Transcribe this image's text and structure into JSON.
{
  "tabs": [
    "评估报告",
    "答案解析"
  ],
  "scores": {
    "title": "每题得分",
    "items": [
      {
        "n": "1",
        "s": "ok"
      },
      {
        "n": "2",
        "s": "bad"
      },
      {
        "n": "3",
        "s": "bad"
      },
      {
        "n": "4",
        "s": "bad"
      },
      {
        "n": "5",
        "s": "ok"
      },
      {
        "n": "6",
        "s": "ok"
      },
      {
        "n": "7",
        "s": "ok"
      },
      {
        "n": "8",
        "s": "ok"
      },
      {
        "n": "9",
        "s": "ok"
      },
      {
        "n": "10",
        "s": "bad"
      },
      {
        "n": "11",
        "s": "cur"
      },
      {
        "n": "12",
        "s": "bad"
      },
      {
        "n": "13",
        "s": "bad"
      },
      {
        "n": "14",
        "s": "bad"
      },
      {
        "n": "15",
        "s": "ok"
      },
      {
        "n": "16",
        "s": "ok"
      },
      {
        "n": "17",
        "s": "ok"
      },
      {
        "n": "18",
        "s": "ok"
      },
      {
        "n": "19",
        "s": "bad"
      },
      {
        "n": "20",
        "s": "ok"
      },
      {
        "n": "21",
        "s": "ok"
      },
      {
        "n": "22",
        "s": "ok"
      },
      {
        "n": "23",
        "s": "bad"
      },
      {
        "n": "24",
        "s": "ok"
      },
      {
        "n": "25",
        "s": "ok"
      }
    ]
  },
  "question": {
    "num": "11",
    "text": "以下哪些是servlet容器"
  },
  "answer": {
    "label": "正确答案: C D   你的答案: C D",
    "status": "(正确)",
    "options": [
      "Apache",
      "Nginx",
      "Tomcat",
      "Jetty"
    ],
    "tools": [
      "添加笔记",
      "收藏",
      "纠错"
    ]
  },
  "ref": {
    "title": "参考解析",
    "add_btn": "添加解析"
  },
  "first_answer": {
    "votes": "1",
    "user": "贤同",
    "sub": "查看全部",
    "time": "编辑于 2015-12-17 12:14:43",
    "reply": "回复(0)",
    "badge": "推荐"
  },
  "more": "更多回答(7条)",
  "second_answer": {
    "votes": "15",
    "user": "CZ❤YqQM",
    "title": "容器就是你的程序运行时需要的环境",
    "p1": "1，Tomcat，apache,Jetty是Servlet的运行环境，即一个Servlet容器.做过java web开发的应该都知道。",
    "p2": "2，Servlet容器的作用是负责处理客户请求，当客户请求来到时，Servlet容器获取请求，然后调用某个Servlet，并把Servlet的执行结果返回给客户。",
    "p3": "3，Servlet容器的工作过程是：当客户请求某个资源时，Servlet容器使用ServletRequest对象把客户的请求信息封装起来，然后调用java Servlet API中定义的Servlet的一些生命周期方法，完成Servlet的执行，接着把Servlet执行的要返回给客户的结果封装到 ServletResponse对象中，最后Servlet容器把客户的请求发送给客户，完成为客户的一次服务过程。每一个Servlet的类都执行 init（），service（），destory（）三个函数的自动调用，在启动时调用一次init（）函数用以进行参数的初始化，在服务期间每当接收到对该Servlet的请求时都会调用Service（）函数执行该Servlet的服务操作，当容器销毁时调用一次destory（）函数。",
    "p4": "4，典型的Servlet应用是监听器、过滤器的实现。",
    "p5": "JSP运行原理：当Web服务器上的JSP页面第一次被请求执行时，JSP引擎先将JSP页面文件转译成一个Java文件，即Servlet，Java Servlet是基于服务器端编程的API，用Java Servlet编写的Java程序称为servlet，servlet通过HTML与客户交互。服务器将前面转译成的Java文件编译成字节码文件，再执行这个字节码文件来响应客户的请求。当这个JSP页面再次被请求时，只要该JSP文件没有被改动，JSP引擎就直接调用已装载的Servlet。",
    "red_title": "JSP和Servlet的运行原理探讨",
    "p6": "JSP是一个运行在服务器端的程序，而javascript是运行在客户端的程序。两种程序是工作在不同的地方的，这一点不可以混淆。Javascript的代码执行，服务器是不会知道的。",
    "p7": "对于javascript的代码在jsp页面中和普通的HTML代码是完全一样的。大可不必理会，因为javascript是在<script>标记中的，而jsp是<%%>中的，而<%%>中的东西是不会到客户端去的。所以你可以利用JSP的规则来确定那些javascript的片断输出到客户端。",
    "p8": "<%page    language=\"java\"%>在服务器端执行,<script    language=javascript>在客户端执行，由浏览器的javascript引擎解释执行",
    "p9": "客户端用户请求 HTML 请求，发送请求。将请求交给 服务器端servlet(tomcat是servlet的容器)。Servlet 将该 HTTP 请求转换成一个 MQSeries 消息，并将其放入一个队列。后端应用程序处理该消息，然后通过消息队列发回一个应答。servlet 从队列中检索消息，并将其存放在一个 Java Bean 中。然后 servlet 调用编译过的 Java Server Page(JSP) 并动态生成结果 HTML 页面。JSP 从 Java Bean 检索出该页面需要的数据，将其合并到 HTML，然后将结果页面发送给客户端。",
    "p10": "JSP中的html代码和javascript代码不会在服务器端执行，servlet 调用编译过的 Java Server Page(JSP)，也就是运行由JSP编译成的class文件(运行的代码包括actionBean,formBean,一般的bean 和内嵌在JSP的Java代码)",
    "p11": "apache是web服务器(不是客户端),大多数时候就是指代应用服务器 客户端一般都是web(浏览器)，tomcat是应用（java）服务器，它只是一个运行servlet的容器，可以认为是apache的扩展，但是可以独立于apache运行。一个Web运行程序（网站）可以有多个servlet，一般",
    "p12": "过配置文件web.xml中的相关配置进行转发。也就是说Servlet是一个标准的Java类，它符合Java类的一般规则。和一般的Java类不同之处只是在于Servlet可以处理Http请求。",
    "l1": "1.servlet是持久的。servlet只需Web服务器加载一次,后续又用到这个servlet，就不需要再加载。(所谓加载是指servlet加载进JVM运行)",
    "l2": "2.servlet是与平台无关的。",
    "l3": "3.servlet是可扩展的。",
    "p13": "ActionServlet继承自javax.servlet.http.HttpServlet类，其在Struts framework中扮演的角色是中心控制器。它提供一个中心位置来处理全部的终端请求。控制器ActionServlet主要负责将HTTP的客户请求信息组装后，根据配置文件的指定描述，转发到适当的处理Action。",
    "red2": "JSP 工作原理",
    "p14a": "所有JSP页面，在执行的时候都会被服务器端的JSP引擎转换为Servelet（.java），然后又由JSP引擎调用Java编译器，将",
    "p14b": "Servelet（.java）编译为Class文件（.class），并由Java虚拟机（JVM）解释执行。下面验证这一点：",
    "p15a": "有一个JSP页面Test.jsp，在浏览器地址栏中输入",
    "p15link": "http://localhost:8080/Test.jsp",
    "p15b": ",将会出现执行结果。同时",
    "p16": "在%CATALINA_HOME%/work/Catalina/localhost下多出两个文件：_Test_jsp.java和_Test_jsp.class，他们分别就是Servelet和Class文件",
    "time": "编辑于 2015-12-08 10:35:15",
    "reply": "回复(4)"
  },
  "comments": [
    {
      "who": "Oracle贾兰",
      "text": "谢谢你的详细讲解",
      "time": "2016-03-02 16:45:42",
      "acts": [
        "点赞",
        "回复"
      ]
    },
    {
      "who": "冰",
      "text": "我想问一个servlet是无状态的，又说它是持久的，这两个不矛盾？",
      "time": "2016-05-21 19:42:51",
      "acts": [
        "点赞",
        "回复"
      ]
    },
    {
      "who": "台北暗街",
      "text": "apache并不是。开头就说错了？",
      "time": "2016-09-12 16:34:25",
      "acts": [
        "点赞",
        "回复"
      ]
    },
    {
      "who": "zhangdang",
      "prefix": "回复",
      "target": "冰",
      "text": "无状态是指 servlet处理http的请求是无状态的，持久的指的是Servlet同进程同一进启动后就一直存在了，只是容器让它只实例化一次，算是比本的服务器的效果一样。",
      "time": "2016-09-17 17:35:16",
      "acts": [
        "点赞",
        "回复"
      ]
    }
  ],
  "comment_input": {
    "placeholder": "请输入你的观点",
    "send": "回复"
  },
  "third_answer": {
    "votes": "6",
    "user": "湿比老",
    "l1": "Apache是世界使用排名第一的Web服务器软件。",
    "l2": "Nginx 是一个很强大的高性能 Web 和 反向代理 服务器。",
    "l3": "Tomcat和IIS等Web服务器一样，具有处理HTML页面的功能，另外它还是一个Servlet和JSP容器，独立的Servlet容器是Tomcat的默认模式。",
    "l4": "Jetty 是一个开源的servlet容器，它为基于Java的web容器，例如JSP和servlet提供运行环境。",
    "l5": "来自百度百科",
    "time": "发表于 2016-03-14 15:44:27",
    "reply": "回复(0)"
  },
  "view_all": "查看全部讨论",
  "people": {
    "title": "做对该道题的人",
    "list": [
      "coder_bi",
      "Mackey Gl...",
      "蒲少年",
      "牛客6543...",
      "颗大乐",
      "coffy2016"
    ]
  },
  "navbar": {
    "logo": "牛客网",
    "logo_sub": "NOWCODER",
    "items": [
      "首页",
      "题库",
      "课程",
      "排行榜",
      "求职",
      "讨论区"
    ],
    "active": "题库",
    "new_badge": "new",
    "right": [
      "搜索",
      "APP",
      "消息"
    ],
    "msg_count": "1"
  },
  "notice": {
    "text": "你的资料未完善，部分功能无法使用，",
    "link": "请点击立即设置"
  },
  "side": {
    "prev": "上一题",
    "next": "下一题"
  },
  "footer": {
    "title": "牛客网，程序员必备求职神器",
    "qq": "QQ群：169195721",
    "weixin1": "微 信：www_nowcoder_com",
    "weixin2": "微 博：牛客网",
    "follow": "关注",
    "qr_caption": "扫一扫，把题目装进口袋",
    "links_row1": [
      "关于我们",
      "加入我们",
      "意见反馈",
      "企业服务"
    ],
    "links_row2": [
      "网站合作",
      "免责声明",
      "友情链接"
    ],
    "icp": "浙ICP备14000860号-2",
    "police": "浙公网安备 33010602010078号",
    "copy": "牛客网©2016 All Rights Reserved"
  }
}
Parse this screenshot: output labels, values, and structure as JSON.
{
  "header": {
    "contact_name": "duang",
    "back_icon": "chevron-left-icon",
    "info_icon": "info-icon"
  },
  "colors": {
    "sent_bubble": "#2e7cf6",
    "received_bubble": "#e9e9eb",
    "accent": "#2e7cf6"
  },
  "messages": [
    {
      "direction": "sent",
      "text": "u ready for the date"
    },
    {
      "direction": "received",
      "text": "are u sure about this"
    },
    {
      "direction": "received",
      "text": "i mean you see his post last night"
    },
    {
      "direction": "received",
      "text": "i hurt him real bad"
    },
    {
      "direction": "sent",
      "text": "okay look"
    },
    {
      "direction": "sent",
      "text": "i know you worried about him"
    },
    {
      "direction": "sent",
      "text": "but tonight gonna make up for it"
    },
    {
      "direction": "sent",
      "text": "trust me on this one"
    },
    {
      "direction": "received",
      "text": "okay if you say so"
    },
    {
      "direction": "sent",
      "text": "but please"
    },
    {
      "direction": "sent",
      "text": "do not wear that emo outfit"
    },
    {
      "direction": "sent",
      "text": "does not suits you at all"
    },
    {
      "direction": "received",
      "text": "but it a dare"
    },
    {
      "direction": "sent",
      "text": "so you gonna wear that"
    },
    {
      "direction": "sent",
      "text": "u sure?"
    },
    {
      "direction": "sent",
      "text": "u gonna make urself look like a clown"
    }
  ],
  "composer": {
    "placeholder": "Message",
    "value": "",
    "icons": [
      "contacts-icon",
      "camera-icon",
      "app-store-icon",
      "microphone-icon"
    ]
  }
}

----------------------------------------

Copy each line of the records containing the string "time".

    "time": "编辑于 2015-12-17 12:14:43",
    "time": "编辑于 2015-12-08 10:35:15",
      "time": "2016-03-02 16:45:42",
      "time": "2016-05-21 19:42:51",
      "time": "2016-09-12 16:34:25",
      "time": "2016-09-17 17:35:16",
    "time": "发表于 2016-03-14 15:44:27",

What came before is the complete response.